And he took them, and sent them over the brook, and sent over that he had.
And Jacob was left alone; and there wrestled a man with him until the breaking of the day.
24, 25. There wrestled a man with him—This mysterious person is called an angel (Ho 12:4) and God (Ge 32:28, 30; Ho 12:5); and the opinion that is most supported is that he was "the angel of the covenant," who, in a visible form, appeared to animate the mind and sympathize with the distress of his pious servant. It has been a subject of much discussion whether the incident described was an actual conflict or a visionary scene. Many think that as the narrative makes no mention in express terms either of sleep, or dream, or vision, it was a real transaction; while others, considering the bodily exhaustion of Jacob, his great mental anxiety, the kind of aid he supplicated, as well as the analogy of former manifestations with which he was favored—such as the ladder—have concluded that it was a vision [Calvin, Hessenberg, Hengstenberg]. The moral design of it was to revive the sinking spirit of the patriarch and to arm him with confidence in God, while anticipating the dreaded scenes of the morrow.
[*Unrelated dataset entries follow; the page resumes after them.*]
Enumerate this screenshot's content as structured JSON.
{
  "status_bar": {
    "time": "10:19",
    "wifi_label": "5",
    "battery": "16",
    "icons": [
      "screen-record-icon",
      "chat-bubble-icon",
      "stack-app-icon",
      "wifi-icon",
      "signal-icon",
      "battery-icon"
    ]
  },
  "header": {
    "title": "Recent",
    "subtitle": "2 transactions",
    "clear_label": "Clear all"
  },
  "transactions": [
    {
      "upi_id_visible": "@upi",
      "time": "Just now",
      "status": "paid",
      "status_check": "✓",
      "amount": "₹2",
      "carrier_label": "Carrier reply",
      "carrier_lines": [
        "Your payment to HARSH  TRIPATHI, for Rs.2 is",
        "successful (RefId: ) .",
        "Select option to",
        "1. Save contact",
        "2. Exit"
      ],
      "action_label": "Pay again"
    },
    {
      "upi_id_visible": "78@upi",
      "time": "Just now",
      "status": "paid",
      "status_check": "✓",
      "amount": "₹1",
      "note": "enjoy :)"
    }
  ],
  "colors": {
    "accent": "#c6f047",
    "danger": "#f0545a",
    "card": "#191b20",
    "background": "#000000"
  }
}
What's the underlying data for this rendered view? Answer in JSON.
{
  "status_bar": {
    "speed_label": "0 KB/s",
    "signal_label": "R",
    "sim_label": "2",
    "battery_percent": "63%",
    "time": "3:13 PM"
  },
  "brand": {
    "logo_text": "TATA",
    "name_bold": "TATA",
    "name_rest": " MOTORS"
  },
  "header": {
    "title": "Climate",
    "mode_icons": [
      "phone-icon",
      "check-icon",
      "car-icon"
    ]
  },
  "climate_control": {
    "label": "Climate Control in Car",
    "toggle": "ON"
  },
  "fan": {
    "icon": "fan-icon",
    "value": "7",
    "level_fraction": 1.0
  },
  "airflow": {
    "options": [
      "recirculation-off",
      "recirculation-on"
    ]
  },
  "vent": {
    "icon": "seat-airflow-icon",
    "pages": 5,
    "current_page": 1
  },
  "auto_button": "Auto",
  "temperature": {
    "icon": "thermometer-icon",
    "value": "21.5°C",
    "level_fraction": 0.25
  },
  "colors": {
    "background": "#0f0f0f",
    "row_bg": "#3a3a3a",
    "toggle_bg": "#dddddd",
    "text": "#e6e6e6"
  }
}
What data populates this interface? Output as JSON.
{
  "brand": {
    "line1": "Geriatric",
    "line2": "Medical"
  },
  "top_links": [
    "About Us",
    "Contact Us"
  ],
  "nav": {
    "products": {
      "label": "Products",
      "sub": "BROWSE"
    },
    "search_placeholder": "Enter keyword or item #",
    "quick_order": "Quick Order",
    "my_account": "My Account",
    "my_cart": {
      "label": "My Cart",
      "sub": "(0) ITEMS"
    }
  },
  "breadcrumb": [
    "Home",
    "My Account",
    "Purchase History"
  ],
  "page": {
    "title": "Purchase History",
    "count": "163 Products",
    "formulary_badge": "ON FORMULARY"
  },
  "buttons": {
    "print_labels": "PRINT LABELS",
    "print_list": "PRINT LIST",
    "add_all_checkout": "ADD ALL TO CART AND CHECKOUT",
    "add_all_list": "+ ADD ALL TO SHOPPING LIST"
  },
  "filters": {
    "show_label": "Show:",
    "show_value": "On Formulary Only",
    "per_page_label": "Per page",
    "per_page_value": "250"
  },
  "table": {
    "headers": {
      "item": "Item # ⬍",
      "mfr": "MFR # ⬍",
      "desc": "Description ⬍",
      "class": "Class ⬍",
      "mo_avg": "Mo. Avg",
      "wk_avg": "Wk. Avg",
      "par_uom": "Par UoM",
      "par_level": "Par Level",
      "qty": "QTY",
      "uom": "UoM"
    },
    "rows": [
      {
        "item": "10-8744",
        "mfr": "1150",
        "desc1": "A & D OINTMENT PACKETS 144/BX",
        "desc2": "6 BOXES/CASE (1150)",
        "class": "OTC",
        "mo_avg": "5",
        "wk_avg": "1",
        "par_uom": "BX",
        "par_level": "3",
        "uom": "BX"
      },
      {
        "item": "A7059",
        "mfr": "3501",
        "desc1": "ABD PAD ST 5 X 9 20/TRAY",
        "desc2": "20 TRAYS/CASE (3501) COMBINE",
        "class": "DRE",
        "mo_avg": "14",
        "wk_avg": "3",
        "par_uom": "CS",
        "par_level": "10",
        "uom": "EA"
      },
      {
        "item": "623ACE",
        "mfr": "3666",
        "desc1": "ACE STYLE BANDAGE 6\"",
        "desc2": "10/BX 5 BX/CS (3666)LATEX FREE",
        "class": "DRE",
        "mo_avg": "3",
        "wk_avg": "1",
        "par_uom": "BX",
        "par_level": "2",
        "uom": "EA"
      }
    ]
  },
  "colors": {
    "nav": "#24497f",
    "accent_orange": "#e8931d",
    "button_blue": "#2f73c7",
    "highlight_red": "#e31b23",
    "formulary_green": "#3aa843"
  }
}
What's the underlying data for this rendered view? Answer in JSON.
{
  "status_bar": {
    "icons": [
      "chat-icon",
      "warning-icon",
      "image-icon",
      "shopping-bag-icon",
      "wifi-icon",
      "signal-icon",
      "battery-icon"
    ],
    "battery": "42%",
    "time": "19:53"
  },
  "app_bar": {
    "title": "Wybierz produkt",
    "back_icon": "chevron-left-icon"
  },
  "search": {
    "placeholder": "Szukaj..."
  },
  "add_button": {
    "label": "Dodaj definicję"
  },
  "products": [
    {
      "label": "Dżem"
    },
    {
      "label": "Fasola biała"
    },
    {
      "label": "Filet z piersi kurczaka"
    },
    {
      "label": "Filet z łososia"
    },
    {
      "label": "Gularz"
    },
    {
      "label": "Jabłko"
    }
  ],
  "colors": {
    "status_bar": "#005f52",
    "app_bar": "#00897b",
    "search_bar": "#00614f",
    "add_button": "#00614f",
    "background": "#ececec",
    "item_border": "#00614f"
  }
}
To us it is highly instructive; showing that, to encourage us valiantly to meet the trials to which we are subjected, God allows us to ascribe to the efficacy of our faith and prayers, the victories which His grace alone enables us to make.
And when he saw that he prevailed not against him, he touched the hollow of his thigh; and the hollow of Jacob's thigh was out of joint, as he wrestled with him.
And he said, Let me go, for the day breaketh. And he said, I will not let thee go, except thou bless me.
26. I will not let thee go, except thou bless me—It is evident that Jacob was aware of the character of Him with whom he wrestled; and, believing that His power, though by far superior to human, was yet limited by His promise to do him good, he determined not to lose the golden opportunity of securing a blessing. And nothing gives God greater pleasure than to see the hearts of His people firmly adhering to Him.
And he said unto him, What is thy name? And he said, Jacob.
And he said, Thy name shall be called no more Jacob, but Israel: for as a prince hast thou power with God and with men, and hast prevailed.
28. Thy name shall be called no more Jacob, but Israel—The old name was not to be abandoned; but, referring as it did to a dishonorable part of the patriarch's history, it was to be associated with another descriptive of his now sanctified and eminently devout character.
And Jacob asked him, and said, Tell me, I pray thee, thy name. And he said, Wherefore is it that thou dost ask after my name? And he blessed him there.
29. Jacob asked, Tell me … thy name—The request was denied that he might not be too elated with his conquest nor suppose that he had obtained such advantage over the angel as to make him do what he pleased.
And Jacob called the name of the place Peniel: for I have seen God face to face, and my life is preserved.
And as he passed over Penuel the sun rose upon him, and he halted upon his thigh.
31. halted upon his thigh—As Paul had a thorn in the flesh given to humble him, lest he should be too elevated by the abundant revelations granted him [2Co 12:7], so Jacob's lameness was to keep him mindful of this mysterious scene, and that it was in gracious condescension the victory was yielded to him. In the greatest of these spiritual victories which, through faith, any of God's people obtain, there is always something to humble them.
Therefore the children of Israel eat not of the sinew which shrank, which is upon the hollow of the thigh, unto this day: because he touched the hollow of Jacob's thigh in the sinew that shrank.
32. the sinew which shrank—the nerve that fastens the thigh bone in its socket. The practice of the Jews in abstaining from eating this in the flesh of animals, is not founded on the law of Moses, but is merely a traditional usage. The sinew is carefully extracted; and where there are no persons skilled enough for that operation, they do not make use of the hind legs at all.